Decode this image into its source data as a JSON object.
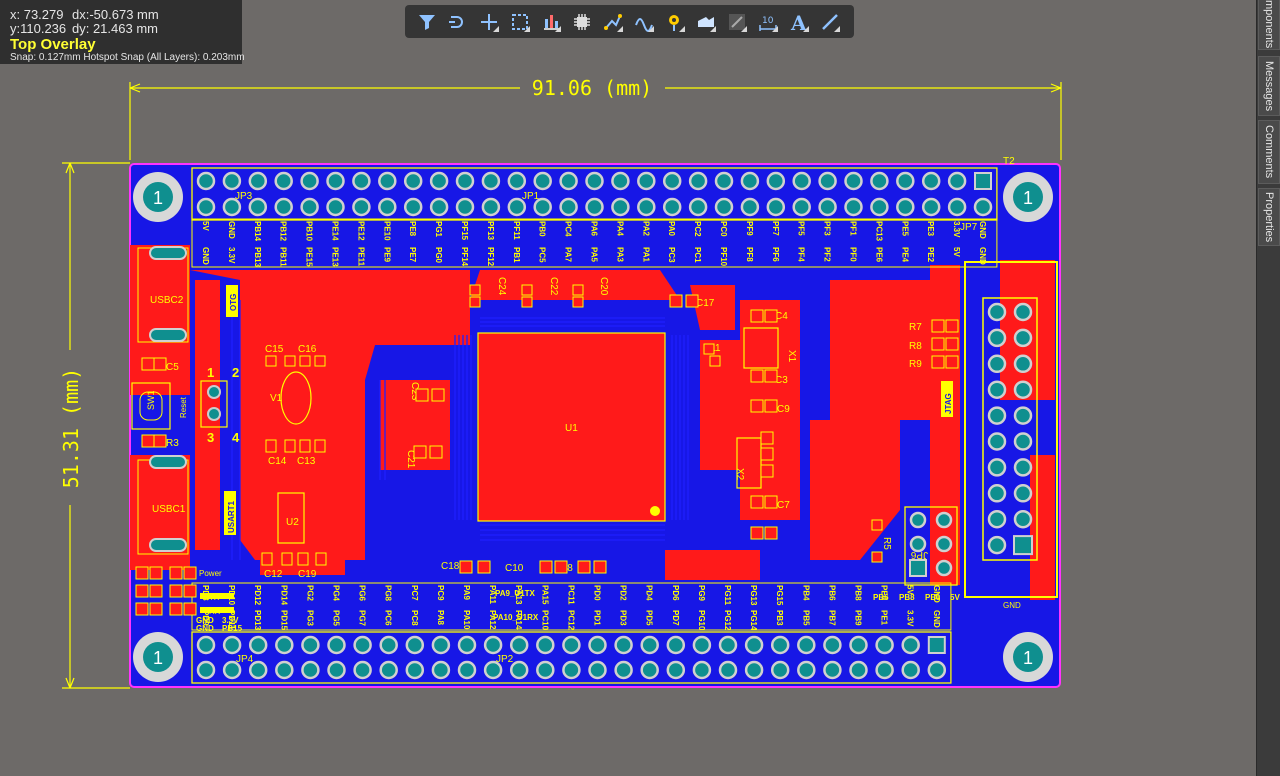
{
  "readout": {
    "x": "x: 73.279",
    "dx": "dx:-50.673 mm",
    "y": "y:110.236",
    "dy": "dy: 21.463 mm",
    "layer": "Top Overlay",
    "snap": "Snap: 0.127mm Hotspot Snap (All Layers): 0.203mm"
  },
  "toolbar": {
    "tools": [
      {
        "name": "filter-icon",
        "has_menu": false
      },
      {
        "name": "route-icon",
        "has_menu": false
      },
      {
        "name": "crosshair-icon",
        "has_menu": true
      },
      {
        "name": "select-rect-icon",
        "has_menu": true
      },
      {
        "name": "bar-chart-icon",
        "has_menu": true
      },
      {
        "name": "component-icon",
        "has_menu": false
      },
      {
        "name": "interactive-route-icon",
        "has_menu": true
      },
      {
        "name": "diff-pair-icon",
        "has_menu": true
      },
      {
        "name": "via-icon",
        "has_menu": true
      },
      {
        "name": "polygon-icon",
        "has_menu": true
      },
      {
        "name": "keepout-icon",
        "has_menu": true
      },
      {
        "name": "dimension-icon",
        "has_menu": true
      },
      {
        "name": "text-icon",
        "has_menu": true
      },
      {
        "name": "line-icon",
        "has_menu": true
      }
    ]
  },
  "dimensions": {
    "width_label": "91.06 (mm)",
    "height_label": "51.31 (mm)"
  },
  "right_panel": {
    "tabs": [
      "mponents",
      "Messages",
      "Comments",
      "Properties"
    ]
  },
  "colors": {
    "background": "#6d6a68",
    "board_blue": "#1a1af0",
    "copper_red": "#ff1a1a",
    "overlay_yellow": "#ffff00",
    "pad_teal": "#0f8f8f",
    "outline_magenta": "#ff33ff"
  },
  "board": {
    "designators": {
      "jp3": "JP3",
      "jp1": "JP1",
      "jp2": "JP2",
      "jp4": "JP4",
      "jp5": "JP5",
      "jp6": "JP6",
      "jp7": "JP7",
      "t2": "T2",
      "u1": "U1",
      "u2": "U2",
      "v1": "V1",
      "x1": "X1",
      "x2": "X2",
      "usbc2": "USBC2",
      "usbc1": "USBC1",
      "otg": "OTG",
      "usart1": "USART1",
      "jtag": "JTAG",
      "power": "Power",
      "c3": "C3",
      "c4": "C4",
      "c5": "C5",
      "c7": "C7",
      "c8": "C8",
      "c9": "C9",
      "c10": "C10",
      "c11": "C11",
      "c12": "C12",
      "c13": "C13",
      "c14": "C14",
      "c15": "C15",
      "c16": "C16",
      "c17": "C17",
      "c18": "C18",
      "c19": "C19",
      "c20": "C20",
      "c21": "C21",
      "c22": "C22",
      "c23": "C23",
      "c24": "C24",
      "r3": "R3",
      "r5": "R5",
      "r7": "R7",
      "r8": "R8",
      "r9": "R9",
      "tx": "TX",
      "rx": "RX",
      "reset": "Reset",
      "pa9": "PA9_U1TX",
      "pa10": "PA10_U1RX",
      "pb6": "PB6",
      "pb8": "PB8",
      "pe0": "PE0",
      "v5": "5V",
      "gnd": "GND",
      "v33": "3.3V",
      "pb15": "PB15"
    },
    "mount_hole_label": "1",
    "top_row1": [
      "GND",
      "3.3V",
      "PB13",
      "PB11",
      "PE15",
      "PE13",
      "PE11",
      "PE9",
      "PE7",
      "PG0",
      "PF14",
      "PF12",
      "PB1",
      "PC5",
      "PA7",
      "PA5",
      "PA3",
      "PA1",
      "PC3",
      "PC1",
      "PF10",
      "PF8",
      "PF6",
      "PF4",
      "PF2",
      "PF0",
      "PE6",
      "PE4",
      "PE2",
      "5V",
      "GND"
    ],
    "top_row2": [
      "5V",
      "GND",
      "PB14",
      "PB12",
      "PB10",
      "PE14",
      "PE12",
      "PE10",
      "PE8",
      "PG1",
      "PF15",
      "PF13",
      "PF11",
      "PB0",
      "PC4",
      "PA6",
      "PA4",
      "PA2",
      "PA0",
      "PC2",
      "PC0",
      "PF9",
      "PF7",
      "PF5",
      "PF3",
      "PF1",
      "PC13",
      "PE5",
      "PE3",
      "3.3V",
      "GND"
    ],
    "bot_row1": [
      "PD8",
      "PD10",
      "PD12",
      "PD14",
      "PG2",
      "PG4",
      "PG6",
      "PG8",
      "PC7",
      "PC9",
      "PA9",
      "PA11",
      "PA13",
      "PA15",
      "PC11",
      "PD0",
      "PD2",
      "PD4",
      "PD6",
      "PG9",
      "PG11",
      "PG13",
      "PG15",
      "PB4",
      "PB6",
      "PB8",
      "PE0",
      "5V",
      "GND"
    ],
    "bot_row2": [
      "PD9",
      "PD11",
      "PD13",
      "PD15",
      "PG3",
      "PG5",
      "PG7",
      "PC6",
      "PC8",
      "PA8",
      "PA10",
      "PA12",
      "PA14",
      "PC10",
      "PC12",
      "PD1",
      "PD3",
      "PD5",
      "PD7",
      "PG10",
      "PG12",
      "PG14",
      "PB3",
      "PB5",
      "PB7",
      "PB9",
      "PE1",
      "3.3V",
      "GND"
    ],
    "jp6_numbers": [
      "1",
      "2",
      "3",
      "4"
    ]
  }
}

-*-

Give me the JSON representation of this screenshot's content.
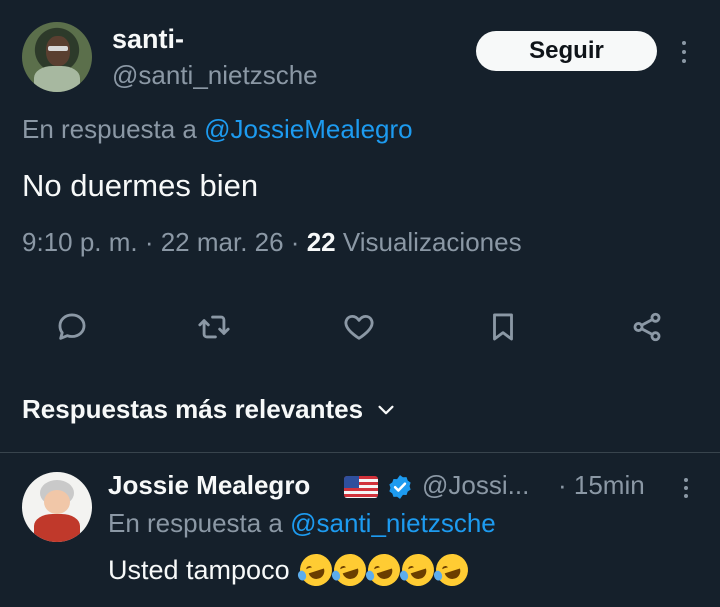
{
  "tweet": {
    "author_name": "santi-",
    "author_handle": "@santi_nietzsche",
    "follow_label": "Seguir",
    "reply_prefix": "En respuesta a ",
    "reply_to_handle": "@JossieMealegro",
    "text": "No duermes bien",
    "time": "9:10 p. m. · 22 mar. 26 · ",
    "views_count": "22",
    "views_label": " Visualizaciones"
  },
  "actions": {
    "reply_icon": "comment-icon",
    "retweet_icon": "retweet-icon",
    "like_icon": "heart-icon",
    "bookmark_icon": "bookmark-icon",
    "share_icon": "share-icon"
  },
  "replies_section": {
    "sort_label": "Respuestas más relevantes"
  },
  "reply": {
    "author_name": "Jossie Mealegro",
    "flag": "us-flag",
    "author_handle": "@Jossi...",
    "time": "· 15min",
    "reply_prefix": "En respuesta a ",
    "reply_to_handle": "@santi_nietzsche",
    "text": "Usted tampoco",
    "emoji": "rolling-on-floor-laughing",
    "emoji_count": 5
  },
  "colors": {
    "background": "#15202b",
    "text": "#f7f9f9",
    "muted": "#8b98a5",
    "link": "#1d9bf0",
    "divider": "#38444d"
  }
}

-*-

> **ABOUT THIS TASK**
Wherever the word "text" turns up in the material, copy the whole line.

> **COMPLETED EXERCISE**
        "name": "text-icon",
    "text": "No duermes bien",
    "text": "Usted tampoco",
    "text": "#f7f9f9",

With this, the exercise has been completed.